My tugboat man and I were able to get a direct flight out first thing in the morning and we arrived at the hospital in time to discuss Angel Boy’s medical condition.

Whatever it was, was serious, and needed immediate intervention.

Or. Or I won’t say, but you get the picture. OR is NOT good.

Because his belly was continuing to distend as it filled with fluid and the pain was increasing, there seemed no alternative than a laparascopy with a camera.

The head surgeon speculated about what he might find: a possible bowel obstruction AND something with his appendix.

We gave him the go ahead to fix what he saw, no matter what he found.

We all kissed him goodbye as the first pre-op drugs entered his body and the surgery commenced at 8:00 p.m.

At 10:30 the surgeon came out with a smile.

Apparently, my son had a congenital defect we were never aware of — because up until then it had never caused a problem.

An abnormal sac or pouch that develops at a weak point in the intestines is known as a diverticulum. In some instances, people are born with a diverticulum in their intestines. This condition is called Meckel’s diverticulum.
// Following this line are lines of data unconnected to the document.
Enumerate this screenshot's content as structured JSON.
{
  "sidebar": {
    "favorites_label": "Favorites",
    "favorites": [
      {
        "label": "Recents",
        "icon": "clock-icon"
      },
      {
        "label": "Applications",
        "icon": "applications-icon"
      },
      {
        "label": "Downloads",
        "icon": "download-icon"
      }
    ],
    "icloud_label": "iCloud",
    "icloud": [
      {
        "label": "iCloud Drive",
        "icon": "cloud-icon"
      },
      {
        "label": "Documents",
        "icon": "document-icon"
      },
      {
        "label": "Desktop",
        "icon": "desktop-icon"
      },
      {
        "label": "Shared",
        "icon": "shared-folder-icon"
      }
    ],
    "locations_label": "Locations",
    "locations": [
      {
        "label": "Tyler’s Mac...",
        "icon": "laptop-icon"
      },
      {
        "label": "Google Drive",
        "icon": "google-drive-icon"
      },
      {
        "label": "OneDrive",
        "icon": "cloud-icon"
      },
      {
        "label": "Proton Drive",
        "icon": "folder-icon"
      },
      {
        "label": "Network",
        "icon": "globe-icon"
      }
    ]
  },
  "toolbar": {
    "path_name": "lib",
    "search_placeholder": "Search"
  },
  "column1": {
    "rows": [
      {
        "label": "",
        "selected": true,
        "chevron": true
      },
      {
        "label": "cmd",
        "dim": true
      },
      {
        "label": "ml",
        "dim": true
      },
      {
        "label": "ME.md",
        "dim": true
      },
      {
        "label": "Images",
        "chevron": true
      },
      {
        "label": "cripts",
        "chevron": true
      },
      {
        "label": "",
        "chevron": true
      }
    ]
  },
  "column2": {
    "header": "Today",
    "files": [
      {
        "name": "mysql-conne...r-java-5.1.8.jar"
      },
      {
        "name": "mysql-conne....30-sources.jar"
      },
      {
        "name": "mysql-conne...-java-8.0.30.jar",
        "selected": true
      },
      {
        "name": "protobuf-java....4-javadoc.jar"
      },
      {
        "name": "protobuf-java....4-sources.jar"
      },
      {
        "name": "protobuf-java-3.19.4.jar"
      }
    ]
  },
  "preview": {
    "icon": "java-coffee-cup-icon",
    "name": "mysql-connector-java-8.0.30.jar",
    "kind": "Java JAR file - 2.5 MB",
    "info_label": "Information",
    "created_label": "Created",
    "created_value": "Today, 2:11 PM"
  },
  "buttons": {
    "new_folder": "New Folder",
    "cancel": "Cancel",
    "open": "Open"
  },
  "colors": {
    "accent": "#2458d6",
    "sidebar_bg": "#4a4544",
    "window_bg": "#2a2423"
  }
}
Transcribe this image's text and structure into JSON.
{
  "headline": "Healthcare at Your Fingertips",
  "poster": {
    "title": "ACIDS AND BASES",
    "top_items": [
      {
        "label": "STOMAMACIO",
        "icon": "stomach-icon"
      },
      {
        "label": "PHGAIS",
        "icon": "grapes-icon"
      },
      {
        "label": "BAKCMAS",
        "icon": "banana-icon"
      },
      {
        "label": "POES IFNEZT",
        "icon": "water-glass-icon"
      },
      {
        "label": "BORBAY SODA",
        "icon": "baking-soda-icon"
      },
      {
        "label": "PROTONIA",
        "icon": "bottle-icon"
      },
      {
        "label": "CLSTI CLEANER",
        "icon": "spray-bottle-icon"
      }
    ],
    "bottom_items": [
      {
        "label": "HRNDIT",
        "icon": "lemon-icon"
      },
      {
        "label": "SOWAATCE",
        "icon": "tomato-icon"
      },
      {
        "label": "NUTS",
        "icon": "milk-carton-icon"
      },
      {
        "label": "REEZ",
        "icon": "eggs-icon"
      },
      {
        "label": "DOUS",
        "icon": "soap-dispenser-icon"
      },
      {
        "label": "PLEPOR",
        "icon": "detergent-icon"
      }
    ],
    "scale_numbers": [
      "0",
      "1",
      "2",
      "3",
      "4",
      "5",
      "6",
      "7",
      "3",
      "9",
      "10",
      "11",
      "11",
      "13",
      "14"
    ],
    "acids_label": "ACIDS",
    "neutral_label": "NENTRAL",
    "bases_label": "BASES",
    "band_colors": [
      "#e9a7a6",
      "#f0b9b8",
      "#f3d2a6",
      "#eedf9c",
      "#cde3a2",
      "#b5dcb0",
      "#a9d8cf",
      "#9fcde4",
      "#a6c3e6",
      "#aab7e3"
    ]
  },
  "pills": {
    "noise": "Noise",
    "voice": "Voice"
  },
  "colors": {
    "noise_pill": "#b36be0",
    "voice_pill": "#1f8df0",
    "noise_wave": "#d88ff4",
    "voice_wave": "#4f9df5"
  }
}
Meckel’s diverticulum develops between the 5th and 7th weeks of fetal growth.

Because the condition is present at birth, it is classified as a congenital health issue. Although it generally remains silent, life threatening complications may arise.

And they did.

It was a perfect storm of a worst case scenario.

He had a massive bowel obstruction; intestines were strangulated and all knotted up. By the time the surgery started, two feet (24 inches!!!) of intestine had lost blood supply and died, all within a time span of twelve hours. The surgeon removed the necrotic part, did a resection, including eight inches of colon and removal of his appendix.

Without this life-saving surgery, there is no doubt that this Mother’s Day would not have been. It’s anticipated that he’ll have a rapid recovery — he’s already walking around around due in large part to his overall good health and fitness level.

Now, as soon as he’s released and we can fly him back to SoCal, my Mother’s Day will be spent caring for my Angel Boy and nursing him back to health.

His future is as bright as it ever was; this was just a brief course change in a life full of joy and adventure.

My tugboat man and Angel Boy have plans to surf the south swell in SoCal this summer and that’s the best Mother’s Day gift I could ever imagine.

P.S. The surgical team at Rhode Island Hospital were/are AMAZING. We lucked out with a guy who clearly enjoys what he does, who knew his way around this type of surgery, and explained it all to us with intelligence and humor.